Because of our wide reaching understanding of the inner workings of sports entities and sports fans (we have interviewed more than 850,000 of the latter), we assist our clients by helping them understand and capitalize on
Roy Eisenhardt (President/CEO – Oakland A’s) . . . In 1980, leading Major League Baseball into a new technology-enabled age, hired my company’s STATS, Inc. subsidiary (Sports Team Analysis & Tracking Systems), co-owned with Dr. Richard Cramer, noted Sabermetrician, to develop EDGE 1.000 ™. Eisenhardt made it clear from the outset that he wanted to increase radio and TV ratings, the enjoyment of fans and the value of the broadcasts to advertisers.
This was the first computerized pitch-by-pitch and pitcher/batter/fielder tendencies information gathered in real time for the purpose of player performance evaluation, game tactics planning and the statistical enrichment of play-by-play radio and TV broadcasts (Apple, provided the development hardware which also included Hayes modems, a DEC mainframe and a Corvus hard drive) . Jay Alves, now an executive with the Colorado Rockies, was recruited to be the first system operator.

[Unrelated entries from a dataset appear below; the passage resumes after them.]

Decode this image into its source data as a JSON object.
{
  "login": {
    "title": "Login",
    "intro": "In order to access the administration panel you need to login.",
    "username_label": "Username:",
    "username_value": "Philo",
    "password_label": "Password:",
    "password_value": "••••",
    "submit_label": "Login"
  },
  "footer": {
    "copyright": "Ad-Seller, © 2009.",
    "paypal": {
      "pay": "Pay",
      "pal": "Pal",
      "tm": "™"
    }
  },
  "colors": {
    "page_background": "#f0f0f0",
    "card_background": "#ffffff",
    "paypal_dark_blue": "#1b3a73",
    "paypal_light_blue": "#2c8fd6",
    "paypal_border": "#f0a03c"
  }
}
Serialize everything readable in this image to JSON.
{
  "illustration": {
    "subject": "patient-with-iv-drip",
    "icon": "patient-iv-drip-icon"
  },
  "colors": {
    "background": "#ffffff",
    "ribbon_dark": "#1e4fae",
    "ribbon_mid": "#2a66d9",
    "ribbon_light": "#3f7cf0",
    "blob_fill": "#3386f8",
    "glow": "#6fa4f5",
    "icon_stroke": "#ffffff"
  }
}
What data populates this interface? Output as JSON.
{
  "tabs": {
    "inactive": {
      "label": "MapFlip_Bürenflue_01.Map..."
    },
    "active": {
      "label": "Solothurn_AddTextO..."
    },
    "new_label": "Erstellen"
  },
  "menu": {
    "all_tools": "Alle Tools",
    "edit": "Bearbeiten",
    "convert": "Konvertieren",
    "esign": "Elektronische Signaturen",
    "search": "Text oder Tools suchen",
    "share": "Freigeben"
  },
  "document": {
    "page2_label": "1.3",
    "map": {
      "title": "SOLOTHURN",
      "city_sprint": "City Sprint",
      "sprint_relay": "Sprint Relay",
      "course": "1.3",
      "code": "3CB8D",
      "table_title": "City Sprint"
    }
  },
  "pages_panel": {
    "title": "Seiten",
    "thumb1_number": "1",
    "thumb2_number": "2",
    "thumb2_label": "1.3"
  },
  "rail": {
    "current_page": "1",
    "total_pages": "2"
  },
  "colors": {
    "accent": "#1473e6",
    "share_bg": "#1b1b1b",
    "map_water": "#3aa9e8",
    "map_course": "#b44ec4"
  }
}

We also worked closely with the broadcasters, Bill King and Lon Simmons, to increase their comfort levels with the rapidly updating statistical and trends texture they now had displayed in front of them.

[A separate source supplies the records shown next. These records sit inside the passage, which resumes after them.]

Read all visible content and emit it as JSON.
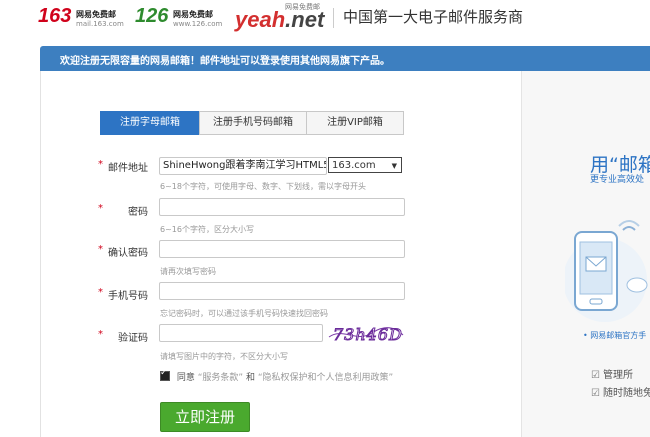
{
  "header": {
    "logo163": {
      "number": "163",
      "line1": "网易免费邮",
      "line2": "mail.163.com"
    },
    "logo126": {
      "number": "126",
      "line1": "网易免费邮",
      "line2": "www.126.com"
    },
    "logoYeah": {
      "text": "yeah",
      "dot": ".",
      "tld": "net",
      "tag": "网易免费邮"
    },
    "slogan": "中国第一大电子邮件服务商"
  },
  "banner": {
    "text": "欢迎注册无限容量的网易邮箱！邮件地址可以登录使用其他网易旗下产品。"
  },
  "tabs": [
    {
      "label": "注册字母邮箱",
      "active": true
    },
    {
      "label": "注册手机号码邮箱",
      "active": false
    },
    {
      "label": "注册VIP邮箱",
      "active": false
    }
  ],
  "form": {
    "email": {
      "label": "邮件地址",
      "value": "ShineHwong跟着李南江学习HTML5-@",
      "domain": "163.com",
      "hint": "6~18个字符，可使用字母、数字、下划线，需以字母开头"
    },
    "password": {
      "label": "密码",
      "value": "",
      "hint": "6~16个字符，区分大小写"
    },
    "confirm": {
      "label": "确认密码",
      "value": "",
      "hint": "请再次填写密码"
    },
    "phone": {
      "label": "手机号码",
      "value": "",
      "hint": "忘记密码时，可以通过该手机号码快速找回密码"
    },
    "captcha": {
      "label": "验证码",
      "value": "",
      "image_text": "73h46D",
      "hint": "请填写图片中的字符，不区分大小写"
    },
    "required_mark": "*",
    "agree": {
      "prefix": "同意",
      "terms": "“服务条款”",
      "and": "和",
      "privacy": "“隐私权保护和个人信息利用政策”",
      "checked": true
    },
    "submit": "立即注册"
  },
  "promo": {
    "title": "用“邮箱",
    "subtitle": "更专业高效处",
    "link": "• 网易邮箱官方手",
    "features": [
      "管理所",
      "随时随地免"
    ]
  },
  "colors": {
    "brand_red": "#d0021b",
    "accent_blue": "#2d74c4",
    "banner_blue": "#3d7fc0",
    "submit_green": "#4aa92e"
  }
}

Our EDGE 1.000 provided the initial analytical underpinnings of the A’s amateur player evaluation and drafting process fostered by Sandy Alderson, then Billy Beane and since popularized in the book, Moneyball, by Michael Lewis. The movie version of Moneyball, with Brad Pitt, opens in late 2011.

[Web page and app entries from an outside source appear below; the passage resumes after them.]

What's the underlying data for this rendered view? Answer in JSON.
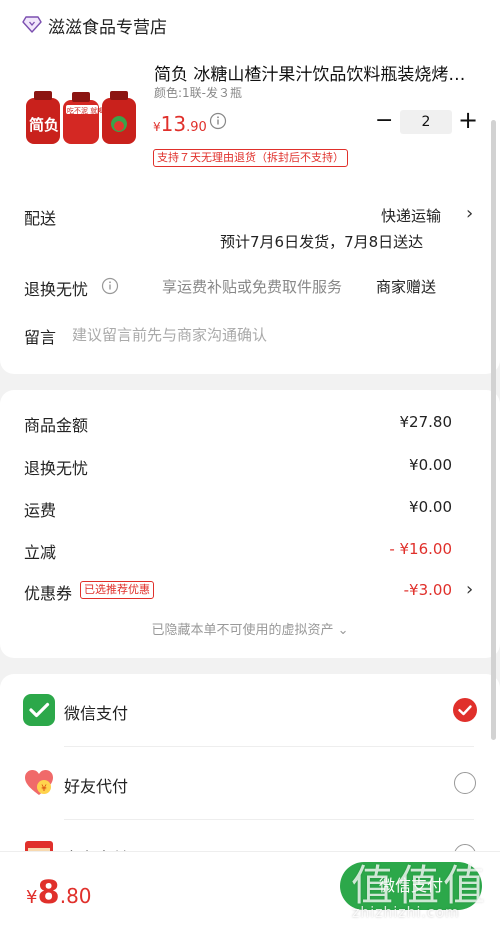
{
  "store": {
    "name": "滋滋食品专营店",
    "icon": "store-diamond-icon"
  },
  "product": {
    "title": "简负 冰糖山楂汁果汁饮品饮料瓶装烧烤…",
    "spec": "颜色:1联-发３瓶",
    "price": {
      "currency": "¥",
      "yuan": "13",
      "cents": ".90"
    },
    "quantity": "2",
    "qty_minus": "−",
    "qty_plus": "+",
    "return_policy": "支持７天无理由退货（拆封后不支持）",
    "image_brand": "简负",
    "image_slogan": "吃不泥 就喝杏"
  },
  "delivery": {
    "label": "配送",
    "method": "快递运输",
    "estimate": "预计7月6日发货，7月8日送达"
  },
  "return_service": {
    "label": "退换无忧",
    "description": "享运费补贴或免费取件服务",
    "value": "商家赠送"
  },
  "message": {
    "label": "留言",
    "placeholder": "建议留言前先与商家沟通确认"
  },
  "summary": {
    "rows": [
      {
        "label": "商品金额",
        "value": "¥27.80"
      },
      {
        "label": "退换无忧",
        "value": "¥0.00"
      },
      {
        "label": "运费",
        "value": "¥0.00"
      },
      {
        "label": "立减",
        "value": "- ¥16.00"
      },
      {
        "label": "优惠券",
        "value": "-¥3.00",
        "tag": "已选推荐优惠"
      }
    ],
    "hidden_assets": "已隐藏本单不可使用的虚拟资产 ⌄"
  },
  "payment": {
    "methods": [
      {
        "label": "微信支付",
        "icon": "wechat-pay-icon",
        "selected": true
      },
      {
        "label": "好友代付",
        "icon": "friend-pay-icon",
        "selected": false
      },
      {
        "label": "京东支付",
        "icon": "card-pay-icon",
        "selected": false
      }
    ]
  },
  "footer": {
    "total": {
      "currency": "¥",
      "yuan": "8",
      "cents": ".80"
    },
    "submit": "微信支付"
  },
  "watermark": {
    "logo": "值值值",
    "site": "zhizhizhi.com"
  },
  "colors": {
    "accent_red": "#e0302b",
    "wechat_green": "#2ca84a",
    "background": "#f2f2f2"
  }
}
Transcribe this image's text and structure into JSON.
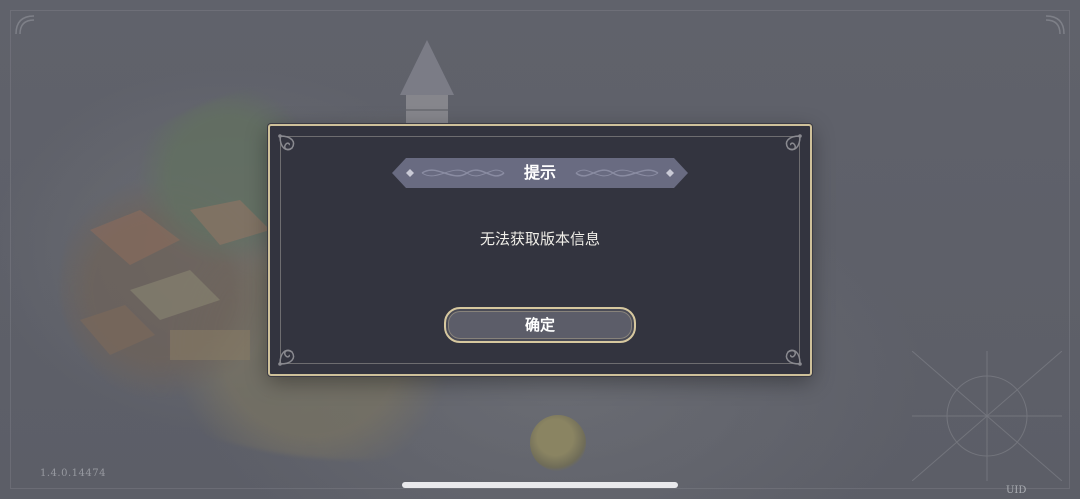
{
  "dialog": {
    "title": "提示",
    "message": "无法获取版本信息",
    "confirm_label": "确定"
  },
  "footer": {
    "version": "1.4.0.14474",
    "uid_label": "UID"
  },
  "colors": {
    "dialog_bg": "#33343f",
    "gold_border": "#cfc19a",
    "banner_bg": "#696b81",
    "button_bg": "#5c5d69",
    "overlay_bg": "#5b5d66"
  }
}
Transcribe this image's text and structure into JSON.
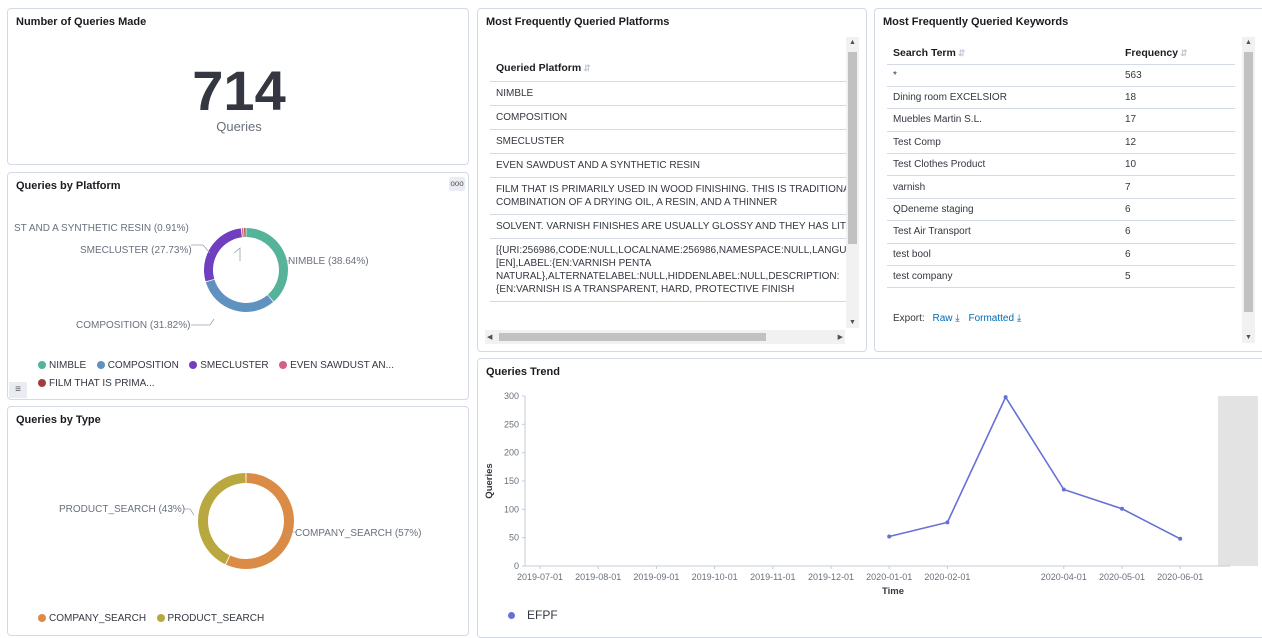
{
  "count_panel": {
    "title": "Number of Queries Made",
    "value": "714",
    "label": "Queries"
  },
  "platform_table": {
    "title": "Most Frequently Queried Platforms",
    "header": "Queried Platform",
    "rows": [
      [
        "NIMBLE"
      ],
      [
        "COMPOSITION"
      ],
      [
        "SMECLUSTER"
      ],
      [
        "EVEN SAWDUST AND A SYNTHETIC RESIN"
      ],
      [
        "FILM THAT IS PRIMARILY USED IN WOOD FINISHING. THIS IS TRADITIONA",
        "COMBINATION OF A DRYING OIL, A RESIN, AND A THINNER"
      ],
      [
        "SOLVENT. VARNISH FINISHES ARE USUALLY GLOSSY AND THEY HAS LITT"
      ],
      [
        "[{URI:256986,CODE:NULL,LOCALNAME:256986,NAMESPACE:NULL,LANGU",
        "[EN],LABEL:{EN:VARNISH PENTA",
        "NATURAL},ALTERNATELABEL:NULL,HIDDENLABEL:NULL,DESCRIPTION:",
        "{EN:VARNISH IS A TRANSPARENT, HARD, PROTECTIVE FINISH"
      ]
    ]
  },
  "keyword_table": {
    "title": "Most Frequently Queried Keywords",
    "col_term": "Search Term",
    "col_freq": "Frequency",
    "rows": [
      {
        "term": "*",
        "freq": "563"
      },
      {
        "term": "Dining room EXCELSIOR",
        "freq": "18"
      },
      {
        "term": "Muebles Martin S.L.",
        "freq": "17"
      },
      {
        "term": "Test Comp",
        "freq": "12"
      },
      {
        "term": "Test Clothes Product",
        "freq": "10"
      },
      {
        "term": "varnish",
        "freq": "7"
      },
      {
        "term": "QDeneme staging",
        "freq": "6"
      },
      {
        "term": "Test Air Transport",
        "freq": "6"
      },
      {
        "term": "test bool",
        "freq": "6"
      },
      {
        "term": "test company",
        "freq": "5"
      }
    ],
    "export_label": "Export:",
    "export_raw": "Raw",
    "export_formatted": "Formatted"
  },
  "platform_donut": {
    "title": "Queries by Platform",
    "options_icon": "ooo",
    "slice_labels": [
      "NIMBLE (38.64%)",
      "COMPOSITION (31.82%)",
      "SMECLUSTER (27.73%)",
      "ST AND A SYNTHETIC RESIN (0.91%)"
    ],
    "legend": [
      "NIMBLE",
      "COMPOSITION",
      "SMECLUSTER",
      "EVEN SAWDUST AN...",
      "FILM THAT IS PRIMA..."
    ]
  },
  "type_donut": {
    "title": "Queries by Type",
    "slice_labels": [
      "PRODUCT_SEARCH (43%)",
      "COMPANY_SEARCH (57%)"
    ],
    "legend": [
      "COMPANY_SEARCH",
      "PRODUCT_SEARCH"
    ]
  },
  "trend": {
    "title": "Queries Trend",
    "legend_label": "EFPF"
  },
  "colors": {
    "nimble": "#54b399",
    "composition": "#6092c0",
    "smecluster": "#6f3fbf",
    "sawdust": "#d36086",
    "film": "#a03c3c",
    "company": "#da8b45",
    "product": "#b9a83f",
    "line": "#6670d6"
  },
  "chart_data": [
    {
      "type": "pie",
      "title": "Queries by Platform",
      "categories": [
        "NIMBLE",
        "COMPOSITION",
        "SMECLUSTER",
        "EVEN SAWDUST AND A SYNTHETIC RESIN",
        "FILM THAT IS PRIMARILY USED IN WOOD FINISHING"
      ],
      "values": [
        38.64,
        31.82,
        27.73,
        0.91,
        0.9
      ],
      "legend": "bottom"
    },
    {
      "type": "pie",
      "title": "Queries by Type",
      "categories": [
        "COMPANY_SEARCH",
        "PRODUCT_SEARCH"
      ],
      "values": [
        57,
        43
      ],
      "legend": "bottom"
    },
    {
      "type": "line",
      "title": "Queries Trend",
      "xlabel": "Time",
      "ylabel": "Queries",
      "ylim": [
        0,
        300
      ],
      "yticks": [
        0,
        50,
        100,
        150,
        200,
        250,
        300
      ],
      "xticks": [
        "2019-07-01",
        "2019-08-01",
        "2019-09-01",
        "2019-10-01",
        "2019-11-01",
        "2019-12-01",
        "2020-01-01",
        "2020-02-01",
        "2020-04-01",
        "2020-05-01",
        "2020-06-01"
      ],
      "series": [
        {
          "name": "EFPF",
          "x": [
            "2020-01-01",
            "2020-02-01",
            "2020-03-01",
            "2020-04-01",
            "2020-05-01",
            "2020-06-01"
          ],
          "values": [
            52,
            77,
            298,
            135,
            101,
            48
          ]
        }
      ],
      "grid": false,
      "legend": "bottom-left"
    }
  ]
}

For the subsequent two decades, the brand image and reputation of the Oakland A’s as well as the confidence instilled in fans would be influenced and shaped by the innovative bent of the Haas family ownership.
Sandy Alderson (President, above)/ Andy Dolich (Executive, left) – Oakland A’s . . . The former (now General Manager of the New York Mets) and latter (most recently COO of the San Francisco 49ers) demonstrated bold business vision in the mid 1980s when they commissioned me and colleague Bob Hallam to evaluate the relationship among ticket demand, pricing and perceived value, an engagement that led to the dramatic upward rescaling of “box” and “reserved” seats, ushering in the concept of premium seating throughout Major League Baseball.
The notion of pricing tickets relative to demand, a long-standing practice of the airline industry, had spread across Major League Baseball within three years of the A’s taking action. The neighboring San Francisco Giants were the first to follow suit. The precursor of flex or dynamic pricing , tailored to day-by-day demand, weather, day-of-week, opponent and other variables, was a courageous move.
An important part of its effective execution was the messaging to fans most directly affected by the changes and communication of the reasoning behind the changes. Not all fans were pleased, but the appropriateness of the philosophy was born out by the sustained results and overall economic benefits. Ironically, the Giants have been at the head of the flex-pricing class.
Lessons learned here have implications far beyond the live sports and entertainment business into the realms of tiered TV/cable and web-based subscriber services.